In the years between 1996–2003, the UNCC approved 52.1 billion in payment to individuals, companies and countries. As one of the most secretive of all UN organizational structures, the UNCC forbade the Iraqi negotiators to see many of the claims made against them, refused to allow Iraq to contest claims it did see, and forced the Iraqis to underwrite expenses for translation of all documents as it insisted that no discussions be held in Arabic.
The UNCC could have chosen to pay the individual claimants but then ask the countries and companies, many of them quite wealthy, to wait until Iraq was first able to meet the needs of starving and diseased children. It could still choose to give priority to alleviating suffering in Iraq.
Instead, after all of the decisions are recorded, after the lawyers, accountants, claims analysts, secretaries, translators, and negotiators sign off on their part in the procedures, Iraq will very likely face demands to continue using its desperately needed oil revenue to pay reparations to claimants whose complaints are deemed more worthy of attention than the pleas raised in Ali’s letter.
In the coming months, Ali may find that world bodies such as the IMF and the World Bank, when they step up to the plate to negotiate payment schedules that Iraq will be forced to meet, will insist that Iraq’s government impose austerity measures such as “monetizing subsidies.” In other words, the mothers whose lament Ali wants us to hear would be told that they must pay for their meager ration baskets.
Today is the 60th birthday of the United Nations. In only six decades, the UN mission to eliminate the scourge of warfare and uphold basic human rights has scored remarkable gains. In many disputes, worldwide, the UN is the only referee on the bench.

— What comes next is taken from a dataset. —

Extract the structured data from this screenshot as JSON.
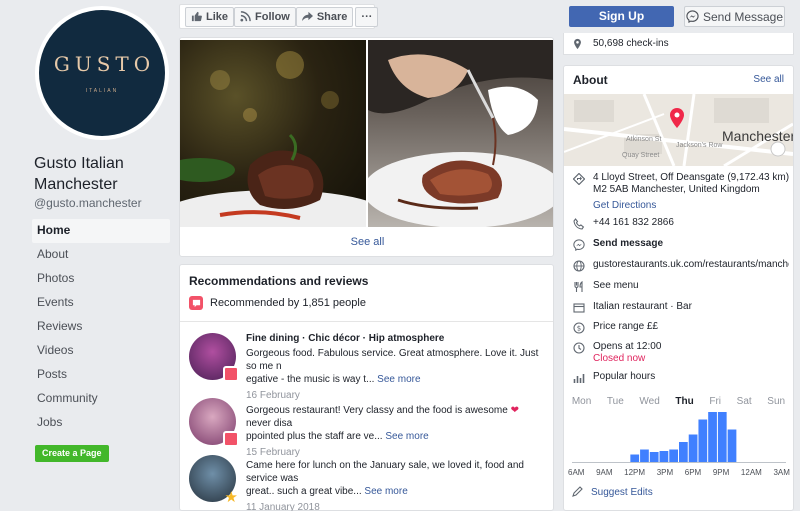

And yet, the warmakers, weapon manufacturers and rabid money makers have held on to and gained significant footholds within the UN. 85% of the world’s weapon sales are controlled by the five veto bearing members of the UN Security Council; in very recent history, The U.S. and the UK have used the UN to wage economic and military warfare against innocent people in Iraq. And the UNCC has been a black stain on UN history.
There are no adequate answers to Ali’s anguished letter. In a fair and just world governance, the US would be required to pay reparations to Iraq. Such justice seems utterly elusive right now, but those of us who live in countries where we ostensibly can influence our governments, bear responsibility to break silence and hold up a mirror to reveal the greatest scandals happening within the UN at the behest of the Security Council.
Perhaps future generations can one day celebrate the rebirth of a UN committed to paying recompense to those who are most in need, a UN unshackled from the demands of warmakers and money mongers.
KATHY KELLY is a co-coordinator of Voices in the Wilderness (www.vitw.org). Her book, Other Lands Have Dreams, was recently published by Counterpunch.Along with eight other internationals, Kelly is on day 11 of the Geneva Fast for Economic Justice for Iraq. They will end their fast on the final day of UNCC deliberations (June 30) which are occurring at the UN in Geneva. She can be reached at: Kathy@vitw.org